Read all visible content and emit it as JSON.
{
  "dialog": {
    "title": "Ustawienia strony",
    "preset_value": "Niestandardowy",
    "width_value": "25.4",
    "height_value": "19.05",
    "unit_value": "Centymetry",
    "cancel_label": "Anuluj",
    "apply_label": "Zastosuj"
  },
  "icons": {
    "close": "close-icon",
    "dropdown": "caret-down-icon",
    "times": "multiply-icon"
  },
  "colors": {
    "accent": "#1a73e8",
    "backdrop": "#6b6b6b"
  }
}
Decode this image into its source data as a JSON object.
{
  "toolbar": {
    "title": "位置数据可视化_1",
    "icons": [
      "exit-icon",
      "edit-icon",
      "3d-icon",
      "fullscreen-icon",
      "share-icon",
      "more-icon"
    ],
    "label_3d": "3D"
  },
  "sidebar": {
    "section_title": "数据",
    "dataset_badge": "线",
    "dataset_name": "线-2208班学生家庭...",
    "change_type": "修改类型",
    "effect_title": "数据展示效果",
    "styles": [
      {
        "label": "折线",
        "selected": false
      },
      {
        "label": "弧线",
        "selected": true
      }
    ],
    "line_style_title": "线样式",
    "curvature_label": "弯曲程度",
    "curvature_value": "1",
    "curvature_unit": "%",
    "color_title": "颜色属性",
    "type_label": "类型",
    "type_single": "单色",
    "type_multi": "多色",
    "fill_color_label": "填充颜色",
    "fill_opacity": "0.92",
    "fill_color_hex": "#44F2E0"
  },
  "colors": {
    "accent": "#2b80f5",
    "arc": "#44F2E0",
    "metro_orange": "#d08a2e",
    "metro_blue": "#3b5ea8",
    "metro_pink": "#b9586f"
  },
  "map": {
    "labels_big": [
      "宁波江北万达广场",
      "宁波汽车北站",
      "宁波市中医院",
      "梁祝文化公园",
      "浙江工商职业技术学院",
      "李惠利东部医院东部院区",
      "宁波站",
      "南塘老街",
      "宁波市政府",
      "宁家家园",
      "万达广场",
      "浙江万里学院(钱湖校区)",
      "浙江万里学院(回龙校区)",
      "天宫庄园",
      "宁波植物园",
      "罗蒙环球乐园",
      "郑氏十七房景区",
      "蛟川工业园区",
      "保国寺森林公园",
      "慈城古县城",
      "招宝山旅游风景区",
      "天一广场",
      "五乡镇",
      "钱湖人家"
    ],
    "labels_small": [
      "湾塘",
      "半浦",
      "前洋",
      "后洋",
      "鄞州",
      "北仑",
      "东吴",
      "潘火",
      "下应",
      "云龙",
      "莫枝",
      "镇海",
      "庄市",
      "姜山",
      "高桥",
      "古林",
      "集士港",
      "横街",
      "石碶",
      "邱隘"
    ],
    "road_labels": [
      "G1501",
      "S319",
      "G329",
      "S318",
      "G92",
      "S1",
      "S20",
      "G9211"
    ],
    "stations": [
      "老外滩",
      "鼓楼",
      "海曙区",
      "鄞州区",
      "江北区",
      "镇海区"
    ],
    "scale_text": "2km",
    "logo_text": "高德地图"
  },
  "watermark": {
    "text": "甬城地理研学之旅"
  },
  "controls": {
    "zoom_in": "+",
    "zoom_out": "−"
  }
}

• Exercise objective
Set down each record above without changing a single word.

• Solution for this problem
Read all visible content and emit it as JSON.
{
  "dialog": {
    "title": "Ustawienia strony",
    "preset_value": "Niestandardowy",
    "width_value": "25.4",
    "height_value": "19.05",
    "unit_value": "Centymetry",
    "cancel_label": "Anuluj",
    "apply_label": "Zastosuj"
  },
  "icons": {
    "close": "close-icon",
    "dropdown": "caret-down-icon",
    "times": "multiply-icon"
  },
  "colors": {
    "accent": "#1a73e8",
    "backdrop": "#6b6b6b"
  }
}
Decode this image into its source data as a JSON object.
{
  "toolbar": {
    "title": "位置数据可视化_1",
    "icons": [
      "exit-icon",
      "edit-icon",
      "3d-icon",
      "fullscreen-icon",
      "share-icon",
      "more-icon"
    ],
    "label_3d": "3D"
  },
  "sidebar": {
    "section_title": "数据",
    "dataset_badge": "线",
    "dataset_name": "线-2208班学生家庭...",
    "change_type": "修改类型",
    "effect_title": "数据展示效果",
    "styles": [
      {
        "label": "折线",
        "selected": false
      },
      {
        "label": "弧线",
        "selected": true
      }
    ],
    "line_style_title": "线样式",
    "curvature_label": "弯曲程度",
    "curvature_value": "1",
    "curvature_unit": "%",
    "color_title": "颜色属性",
    "type_label": "类型",
    "type_single": "单色",
    "type_multi": "多色",
    "fill_color_label": "填充颜色",
    "fill_opacity": "0.92",
    "fill_color_hex": "#44F2E0"
  },
  "colors": {
    "accent": "#2b80f5",
    "arc": "#44F2E0",
    "metro_orange": "#d08a2e",
    "metro_blue": "#3b5ea8",
    "metro_pink": "#b9586f"
  },
  "map": {
    "labels_big": [
      "宁波江北万达广场",
      "宁波汽车北站",
      "宁波市中医院",
      "梁祝文化公园",
      "浙江工商职业技术学院",
      "李惠利东部医院东部院区",
      "宁波站",
      "南塘老街",
      "宁波市政府",
      "宁家家园",
      "万达广场",
      "浙江万里学院(钱湖校区)",
      "浙江万里学院(回龙校区)",
      "天宫庄园",
      "宁波植物园",
      "罗蒙环球乐园",
      "郑氏十七房景区",
      "蛟川工业园区",
      "保国寺森林公园",
      "慈城古县城",
      "招宝山旅游风景区",
      "天一广场",
      "五乡镇",
      "钱湖人家"
    ],
    "labels_small": [
      "湾塘",
      "半浦",
      "前洋",
      "后洋",
      "鄞州",
      "北仑",
      "东吴",
      "潘火",
      "下应",
      "云龙",
      "莫枝",
      "镇海",
      "庄市",
      "姜山",
      "高桥",
      "古林",
      "集士港",
      "横街",
      "石碶",
      "邱隘"
    ],
    "road_labels": [
      "G1501",
      "S319",
      "G329",
      "S318",
      "G92",
      "S1",
      "S20",
      "G9211"
    ],
    "stations": [
      "老外滩",
      "鼓楼",
      "海曙区",
      "鄞州区",
      "江北区",
      "镇海区"
    ],
    "scale_text": "2km",
    "logo_text": "高德地图"
  },
  "watermark": {
    "text": "甬城地理研学之旅"
  },
  "controls": {
    "zoom_in": "+",
    "zoom_out": "−"
  }
}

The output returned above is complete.